## What the exercise asks:
In your reply, write out the records exactly, each line intact.

[Items from a data source]

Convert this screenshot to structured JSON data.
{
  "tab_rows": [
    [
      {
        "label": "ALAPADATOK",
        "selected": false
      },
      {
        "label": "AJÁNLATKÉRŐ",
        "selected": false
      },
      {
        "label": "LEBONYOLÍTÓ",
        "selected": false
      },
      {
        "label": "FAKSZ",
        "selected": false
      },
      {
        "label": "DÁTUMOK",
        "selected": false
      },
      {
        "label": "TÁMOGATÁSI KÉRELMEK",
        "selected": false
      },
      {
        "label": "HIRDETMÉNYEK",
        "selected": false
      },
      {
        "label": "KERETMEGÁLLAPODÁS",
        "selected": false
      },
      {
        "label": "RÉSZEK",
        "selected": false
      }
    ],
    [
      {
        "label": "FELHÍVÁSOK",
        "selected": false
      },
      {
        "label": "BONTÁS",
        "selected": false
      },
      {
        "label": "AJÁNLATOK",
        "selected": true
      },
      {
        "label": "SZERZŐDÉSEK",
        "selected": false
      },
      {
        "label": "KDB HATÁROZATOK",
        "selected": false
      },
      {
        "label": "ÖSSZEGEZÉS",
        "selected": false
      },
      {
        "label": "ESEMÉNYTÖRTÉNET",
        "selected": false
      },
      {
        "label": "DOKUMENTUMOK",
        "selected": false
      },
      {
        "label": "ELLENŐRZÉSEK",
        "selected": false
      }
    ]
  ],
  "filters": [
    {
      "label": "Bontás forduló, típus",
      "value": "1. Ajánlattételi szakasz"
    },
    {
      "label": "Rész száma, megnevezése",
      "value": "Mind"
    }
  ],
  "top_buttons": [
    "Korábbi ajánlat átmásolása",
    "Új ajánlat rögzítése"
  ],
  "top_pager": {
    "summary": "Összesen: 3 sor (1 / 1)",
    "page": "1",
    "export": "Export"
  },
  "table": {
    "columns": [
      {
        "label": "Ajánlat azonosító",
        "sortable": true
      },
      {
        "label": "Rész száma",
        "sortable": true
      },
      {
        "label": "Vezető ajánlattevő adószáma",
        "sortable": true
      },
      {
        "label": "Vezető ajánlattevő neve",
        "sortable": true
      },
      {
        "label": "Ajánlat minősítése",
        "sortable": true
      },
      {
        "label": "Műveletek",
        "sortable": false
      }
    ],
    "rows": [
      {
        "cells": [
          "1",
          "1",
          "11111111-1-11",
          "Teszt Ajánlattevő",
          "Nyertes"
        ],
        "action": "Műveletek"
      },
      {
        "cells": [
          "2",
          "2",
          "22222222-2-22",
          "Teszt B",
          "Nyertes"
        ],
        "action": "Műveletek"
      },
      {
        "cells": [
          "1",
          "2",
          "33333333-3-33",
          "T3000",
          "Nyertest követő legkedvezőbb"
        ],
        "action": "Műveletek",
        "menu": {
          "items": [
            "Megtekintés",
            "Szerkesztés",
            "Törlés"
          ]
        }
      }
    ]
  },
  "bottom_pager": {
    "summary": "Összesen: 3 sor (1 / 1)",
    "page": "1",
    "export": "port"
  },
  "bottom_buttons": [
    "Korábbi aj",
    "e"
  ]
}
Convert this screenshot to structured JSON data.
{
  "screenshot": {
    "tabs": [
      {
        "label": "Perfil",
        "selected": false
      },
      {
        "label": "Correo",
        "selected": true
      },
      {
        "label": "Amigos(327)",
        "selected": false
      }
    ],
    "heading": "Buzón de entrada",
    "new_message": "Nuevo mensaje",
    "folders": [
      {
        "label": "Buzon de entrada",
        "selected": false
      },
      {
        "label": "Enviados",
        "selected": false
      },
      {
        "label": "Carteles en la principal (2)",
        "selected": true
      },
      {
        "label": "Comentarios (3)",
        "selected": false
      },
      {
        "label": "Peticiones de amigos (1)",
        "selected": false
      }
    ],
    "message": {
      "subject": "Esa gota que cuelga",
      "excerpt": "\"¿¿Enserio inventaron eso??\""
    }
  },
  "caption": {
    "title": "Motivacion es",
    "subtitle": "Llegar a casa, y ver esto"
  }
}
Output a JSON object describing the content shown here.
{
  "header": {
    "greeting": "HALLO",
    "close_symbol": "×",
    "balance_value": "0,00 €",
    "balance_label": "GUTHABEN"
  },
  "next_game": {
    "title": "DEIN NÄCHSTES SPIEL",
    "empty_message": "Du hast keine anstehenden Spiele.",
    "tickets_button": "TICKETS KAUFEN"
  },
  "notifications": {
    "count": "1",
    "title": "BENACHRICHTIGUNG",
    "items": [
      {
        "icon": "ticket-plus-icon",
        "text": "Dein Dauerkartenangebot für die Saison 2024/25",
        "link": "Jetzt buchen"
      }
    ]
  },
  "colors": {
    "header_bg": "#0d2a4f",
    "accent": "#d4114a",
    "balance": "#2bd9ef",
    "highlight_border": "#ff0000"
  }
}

## Exercise output:
Convert this screenshot to structured JSON data.
{
  "tab_rows": [
    [
      {
        "label": "ALAPADATOK",
        "selected": false
      },
      {
        "label": "AJÁNLATKÉRŐ",
        "selected": false
      },
      {
        "label": "LEBONYOLÍTÓ",
        "selected": false
      },
      {
        "label": "FAKSZ",
        "selected": false
      },
      {
        "label": "DÁTUMOK",
        "selected": false
      },
      {
        "label": "TÁMOGATÁSI KÉRELMEK",
        "selected": false
      },
      {
        "label": "HIRDETMÉNYEK",
        "selected": false
      },
      {
        "label": "KERETMEGÁLLAPODÁS",
        "selected": false
      },
      {
        "label": "RÉSZEK",
        "selected": false
      }
    ],
    [
      {
        "label": "FELHÍVÁSOK",
        "selected": false
      },
      {
        "label": "BONTÁS",
        "selected": false
      },
      {
        "label": "AJÁNLATOK",
        "selected": true
      },
      {
        "label": "SZERZŐDÉSEK",
        "selected": false
      },
      {
        "label": "KDB HATÁROZATOK",
        "selected": false
      },
      {
        "label": "ÖSSZEGEZÉS",
        "selected": false
      },
      {
        "label": "ESEMÉNYTÖRTÉNET",
        "selected": false
      },
      {
        "label": "DOKUMENTUMOK",
        "selected": false
      },
      {
        "label": "ELLENŐRZÉSEK",
        "selected": false
      }
    ]
  ],
  "filters": [
    {
      "label": "Bontás forduló, típus",
      "value": "1. Ajánlattételi szakasz"
    },
    {
      "label": "Rész száma, megnevezése",
      "value": "Mind"
    }
  ],
  "top_buttons": [
    "Korábbi ajánlat átmásolása",
    "Új ajánlat rögzítése"
  ],
  "top_pager": {
    "summary": "Összesen: 3 sor (1 / 1)",
    "page": "1",
    "export": "Export"
  },
  "table": {
    "columns": [
      {
        "label": "Ajánlat azonosító",
        "sortable": true
      },
      {
        "label": "Rész száma",
        "sortable": true
      },
      {
        "label": "Vezető ajánlattevő adószáma",
        "sortable": true
      },
      {
        "label": "Vezető ajánlattevő neve",
        "sortable": true
      },
      {
        "label": "Ajánlat minősítése",
        "sortable": true
      },
      {
        "label": "Műveletek",
        "sortable": false
      }
    ],
    "rows": [
      {
        "cells": [
          "1",
          "1",
          "11111111-1-11",
          "Teszt Ajánlattevő",
          "Nyertes"
        ],
        "action": "Műveletek"
      },
      {
        "cells": [
          "2",
          "2",
          "22222222-2-22",
          "Teszt B",
          "Nyertes"
        ],
        "action": "Műveletek"
      },
      {
        "cells": [
          "1",
          "2",
          "33333333-3-33",
          "T3000",
          "Nyertest követő legkedvezőbb"
        ],
        "action": "Műveletek",
        "menu": {
          "items": [
            "Megtekintés",
            "Szerkesztés",
            "Törlés"
          ]
        }
      }
    ]
  },
  "bottom_pager": {
    "summary": "Összesen: 3 sor (1 / 1)",
    "page": "1",
    "export": "port"
  },
  "bottom_buttons": [
    "Korábbi aj",
    "e"
  ]
}
Convert this screenshot to structured JSON data.
{
  "screenshot": {
    "tabs": [
      {
        "label": "Perfil",
        "selected": false
      },
      {
        "label": "Correo",
        "selected": true
      },
      {
        "label": "Amigos(327)",
        "selected": false
      }
    ],
    "heading": "Buzón de entrada",
    "new_message": "Nuevo mensaje",
    "folders": [
      {
        "label": "Buzon de entrada",
        "selected": false
      },
      {
        "label": "Enviados",
        "selected": false
      },
      {
        "label": "Carteles en la principal (2)",
        "selected": true
      },
      {
        "label": "Comentarios (3)",
        "selected": false
      },
      {
        "label": "Peticiones de amigos (1)",
        "selected": false
      }
    ],
    "message": {
      "subject": "Esa gota que cuelga",
      "excerpt": "\"¿¿Enserio inventaron eso??\""
    }
  },
  "caption": {
    "title": "Motivacion es",
    "subtitle": "Llegar a casa, y ver esto"
  }
}
Output a JSON object describing the content shown here.
{
  "header": {
    "greeting": "HALLO",
    "close_symbol": "×",
    "balance_value": "0,00 €",
    "balance_label": "GUTHABEN"
  },
  "next_game": {
    "title": "DEIN NÄCHSTES SPIEL",
    "empty_message": "Du hast keine anstehenden Spiele.",
    "tickets_button": "TICKETS KAUFEN"
  },
  "notifications": {
    "count": "1",
    "title": "BENACHRICHTIGUNG",
    "items": [
      {
        "icon": "ticket-plus-icon",
        "text": "Dein Dauerkartenangebot für die Saison 2024/25",
        "link": "Jetzt buchen"
      }
    ]
  },
  "colors": {
    "header_bg": "#0d2a4f",
    "accent": "#d4114a",
    "balance": "#2bd9ef",
    "highlight_border": "#ff0000"
  }
}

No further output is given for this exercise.